Wattstown is named after Edmund Hannay Watts, who at one time owned the National Colliery in Wattstown.

Early history and industrialisation[edit]

The earliest evidence of human activity around what would become Wattstown is found on the hillside at Carn Y Wiwer, overlooking the village; a small grouping of Bronze Age cairns are present and in the same vicinity are the remains of five platform houses; rudimentary, Medieval seasonal farm houses.[1] During the Napoleonic Wars the land around Carn Y Wiwer was cultiviated by farmers to produce additional crops.[2] Prior to industrialisation, the area that would become Wattstown was known as Pont Rhyd Y Cwch or Pont-Y-Cwtch.

Compared to other areas in the Rhondda, Wattstown was slow to be developed as a mining area. The first deep mine, the National Colliery, originally known as Cwtch Colliery before being renamed the Standard, was sunk sometime in the late 1870s and first appeared on the Inspectors' Lists of Mines in 1880.[3] The land on which the colliery was built, belonged to Crawshay Bailey and William Bailey, but the mine was owned by several different concerns, including the National Steam Coal Company and Watts & Company, who would give the village its name. Although Wattstown expanded to fulfill the working requirements of its colliery, it never expanded at the same rate as other areas. The village had its own church, dedicated to St. Thomas, built in 1896, schools, chapels and public houses, but its number of private residents was much lower than other similar settlements in the South Wales Valleys.

National Colliery 1887 disaster[edit]

Wattstown would suffer two mining disasters at the National Colliery. The first was on 18 February 1887, when the village was still known as 'Cwtch'. The accident occurred in-between the day and night shifts, which probably saved many lives as 200 men were yet to make their descent into the mine. The explosion was so powerful it damaged the winding gear which delayed the rescue by several hours. Once the rescuers were able to descend they managed to bring to the surface 38 men, 29 of whom were uninjured. In total, the death toll counted thirty men and boys, with a total of 12 injured. Although an inquest jury could not come to a conclusion to the cause of the explosion, in his report to the Secretary of State for the Home Department, F.A. Basanquet, placed the cause of the disaster as an explosive cap being fired in an area where there had been a buildup of flammable gas.[4]

National Colliery 1905 disaster[edit]

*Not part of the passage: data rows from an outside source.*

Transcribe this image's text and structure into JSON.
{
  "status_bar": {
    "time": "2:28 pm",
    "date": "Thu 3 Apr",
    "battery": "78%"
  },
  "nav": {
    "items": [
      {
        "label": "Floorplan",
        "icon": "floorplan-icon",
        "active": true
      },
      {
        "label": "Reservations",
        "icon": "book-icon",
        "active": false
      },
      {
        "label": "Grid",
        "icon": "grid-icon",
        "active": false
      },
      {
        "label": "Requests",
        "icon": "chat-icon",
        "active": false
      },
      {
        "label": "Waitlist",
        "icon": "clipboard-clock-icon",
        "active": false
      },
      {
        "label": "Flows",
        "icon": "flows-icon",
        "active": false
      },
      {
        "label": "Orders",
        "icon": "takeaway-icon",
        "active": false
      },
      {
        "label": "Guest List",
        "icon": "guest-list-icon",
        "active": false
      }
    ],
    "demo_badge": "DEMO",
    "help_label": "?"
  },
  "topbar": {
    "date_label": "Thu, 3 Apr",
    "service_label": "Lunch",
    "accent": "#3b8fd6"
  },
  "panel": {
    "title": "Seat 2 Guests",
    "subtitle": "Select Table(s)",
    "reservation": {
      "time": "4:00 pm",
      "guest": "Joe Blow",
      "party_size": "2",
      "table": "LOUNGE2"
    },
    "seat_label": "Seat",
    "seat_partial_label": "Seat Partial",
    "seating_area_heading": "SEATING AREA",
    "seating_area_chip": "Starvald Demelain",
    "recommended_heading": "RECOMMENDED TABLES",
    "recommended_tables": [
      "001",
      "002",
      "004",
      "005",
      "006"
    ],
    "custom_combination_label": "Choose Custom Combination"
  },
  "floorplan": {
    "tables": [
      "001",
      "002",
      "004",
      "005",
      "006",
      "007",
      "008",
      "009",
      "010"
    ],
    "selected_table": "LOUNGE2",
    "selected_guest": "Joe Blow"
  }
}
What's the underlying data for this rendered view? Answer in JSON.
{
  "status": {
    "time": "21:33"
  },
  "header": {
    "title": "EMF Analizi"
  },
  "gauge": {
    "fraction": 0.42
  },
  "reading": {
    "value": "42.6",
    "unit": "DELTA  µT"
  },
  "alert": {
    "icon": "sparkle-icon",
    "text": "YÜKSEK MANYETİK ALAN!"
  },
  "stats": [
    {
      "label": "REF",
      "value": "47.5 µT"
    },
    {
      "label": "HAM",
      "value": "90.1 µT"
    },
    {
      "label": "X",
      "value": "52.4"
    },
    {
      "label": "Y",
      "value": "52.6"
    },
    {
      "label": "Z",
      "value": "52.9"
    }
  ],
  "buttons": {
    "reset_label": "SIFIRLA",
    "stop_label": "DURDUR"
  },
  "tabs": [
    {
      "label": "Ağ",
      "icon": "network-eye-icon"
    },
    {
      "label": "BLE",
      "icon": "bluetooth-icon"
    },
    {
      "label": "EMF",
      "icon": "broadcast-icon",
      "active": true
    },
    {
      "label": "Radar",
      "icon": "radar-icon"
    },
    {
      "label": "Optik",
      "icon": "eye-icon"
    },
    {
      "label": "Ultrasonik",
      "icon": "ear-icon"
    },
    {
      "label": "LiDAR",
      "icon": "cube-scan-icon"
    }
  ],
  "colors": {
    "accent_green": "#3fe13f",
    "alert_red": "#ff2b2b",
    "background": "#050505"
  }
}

On the 11 July 1905, just four months after the Cambrian Colliery disaster at Clydach Vale, an explosion at the National Colliery in Wattstown resulted in the deaths of 120 men and boys. Only three people were rescued from the mine, but two would later die of their injuries, leaving Matthew Davies as the lone survivor. The report into the cause of the disaster was undertaken by the Inspector of Mines, which concluded that the explosion was caused by illegal use of blasting material underground. Shortly before the explosion occurred, the master sinker had requested blasting cable and a battery to charge the shot. The manager, Mr. Meredith had entered the mine a quarter of an hour before the explosion and was amongst the list of fatalities.[4]

Amongst the messages of condolences received at Wattstown was a message from King Edward VII. On the day of the funeral, the streets were lined by thousands of mourners and the funeral cortège was reported as being over four miles (6 km) long.

Sport and leisure[edit]

Wattstown is home to Wattstown RFC, a rugby union club with over a hundred years of history.

External links[edit]

References[edit]

  1. ^ Davis, Paul R. Historic Rhondda, An Archaeological and Topographical Survey 8000 BC - AD 1850, Hackman: Ynyshir (1989) ISBN 0-9508556-3-4
  2. ^ The Rhondda Valley, E.D. Lewis, London (1959)pg. 18-20
  3. ^ Rhondda Collieries, Volume 1, Number 4 in the Coalfield Series; John Cornwell. D.Brown and Sons Ltd, Cowbridge (1987) pg. 67 ISBN 0-905926-82-2
  4. ^ a b Rhondda Cynon Taff Library Services Heritage Trail - Wattstown